The election of John Kennedy in 1960 opened the way for the academic Keynesians to bring their ideas to actual government policies.
In the days of vacuum tube televisions, a channel selector switched among channels 2 through 13. A "fine tuning" knob made the incremental adjustment necessary to get a clear picture for a given channel. (Digital controls have eliminated fine tuning.)
During the Keynesian heyday, economists boldly saw themselves as on the verge of being able to fine tune the economy using incremental adjustments to government policies. If unemployment was X thousand jobs too high, they foresaw the ability to fine tune fiscal policy, for example, to dial up full employment. At the time, a 4% unemployment rate was regarded as consistent with price stability in the Phillips curve tradeoff so that was the accepted definition of full employment.
To get the flavor of this period, have a look at the Economic Report of the President: 1962. This Keynesian manifesto sets out the plan to tame the business cycle and, in particular, to achieve full employment.
The Kennedy-Johnson Tax Cut
"In the course of 1962, the pace of expansion slowed. By mid-1962 it had become apparent that, given the level and structure of Federal tax rates, the strength of private demand would be insufficient to carry the economy up to full employment of its resources. Consequently, President Kennedy announced in August that he would propose a major tax bill in 1963, reducing the rates of personal income and corporate profits taxes from levels which had been determined in large part by the need to fight the postwar and Korean inflations. The year 1963 saw prolonged debate over this measure, and enactment came only in February 1964. But by mid-1963, increasing confidence that prosperity would be maintained with the aid of the expected tax cut, the continuing support of an expansionary monetary policy, the fuller response of business investment to the 1962 tax measures, and the strong demand for automobiles once again began to accelerate the pace of expansion. Thus, as the Revenue Act of 1964 became effective, the economy was already moving ahead strongly."

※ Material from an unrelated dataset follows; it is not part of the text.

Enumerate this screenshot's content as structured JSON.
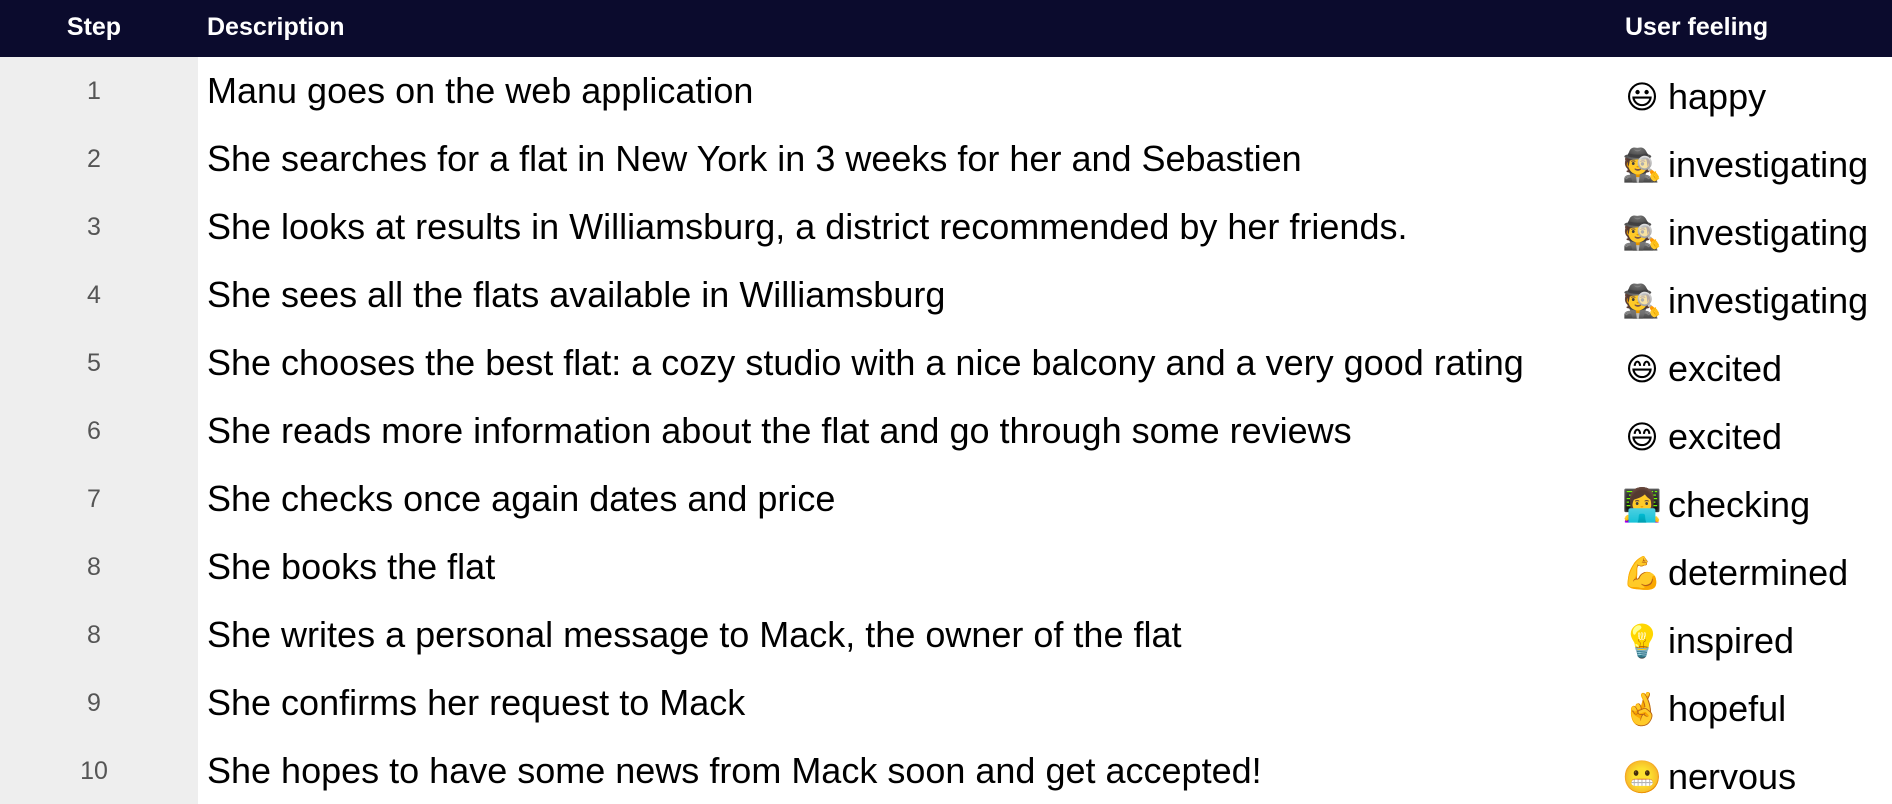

Heller, Walter. Monetary vs. Fiscal Policy (a dialogue with Milton Friedman). 1969.
Economic Report of the President: 1962. This Keynesian manifesto sets out the plan to tame the business cycle and, in particular, to achieve full employment.